Lagunitas & NPR Are Searching for Tiny Desk Talent

Posted by: on Jan 20, 2016 | Comments (0)

Attention music makers in the North Bay and beyond. NPR’s popular music performance series, Tiny Desk Concerts, is once again looking for the next best band to feature live in the intimate office space. And, once again Lagunitas is fueling the fun.

Hosted by Bob Boilen from NPR’s “All Songs Considered,” the Tiny Desk Concerts feature all kinds of musicians playing folk, rock, pop, soul, hip-hop, and more from the confines of Bob’s desk.

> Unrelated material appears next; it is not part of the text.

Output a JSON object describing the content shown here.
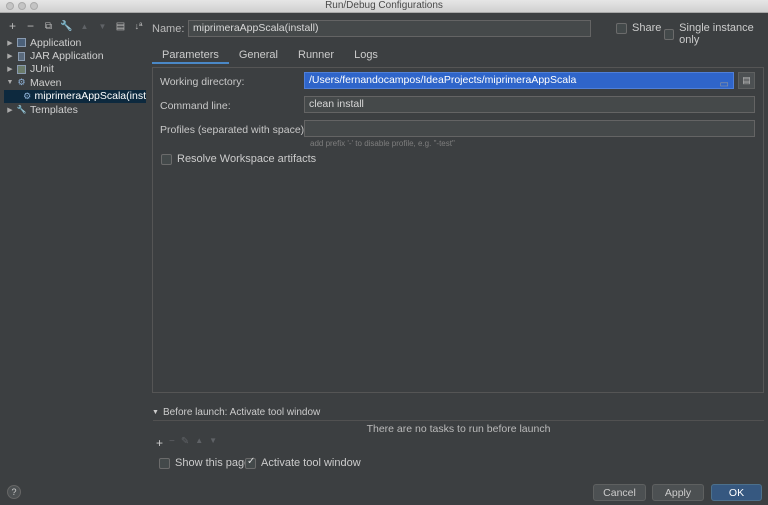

Every year, Boilen sets his eyes on discovering new, untapped talents by offering the Tiny Desk contest to any unsigned musicians. Simply record a video of yourself playing an original song, preferably at a desk, then upload it to YouTube and fill out the form by the Feb 2 deadline.

A longtime partner of Tiny Desk, Lagunitas Brewing Company is once again involved in the fun. You can view their favorite entries from years past by clicking here. If you’re interested in submitting a video for consideration, get all the contest details by clicking here. Below, check out Sonoma native and popular North Bay performer Marty O’Reilly & the Old Soul Orchestra’s entry from last year.

Supreme Clientele

Posted by: on Oct 13, 2009 | Comments (0)

I don’t have too much to add to this piece by Jody Rosen, for Slate, about NPR’s taste in black music, but I recommend reading it. Rosen looks at their very white “Best Music of 2009 (So Far)” list and advances a theory that NPR’s producers look for four basic factors in deciding to spotlight a black musician—they’ve gotta be either Dead, Old, Retro or Foreign. He calls it the “DORF Matrix.”

Cute, yes, and true. NPR’s best-of list, voted by listeners, includes only two black artists out of 30 on the “best albums” list (Mos Def and, uh, Danger Mouse) and none at all on the “best songs” list. NPR isn’t the only media outlet to shaft current hip-hop and R&B for crusty soul revivalists with a by-the-books story of redemption, and though every media outlet is entitled to their own opinion, and death, age, history and foreign countries all make good, easy-lazy stories, it would seem that NPR should have an interest in battling their own caricature. Right?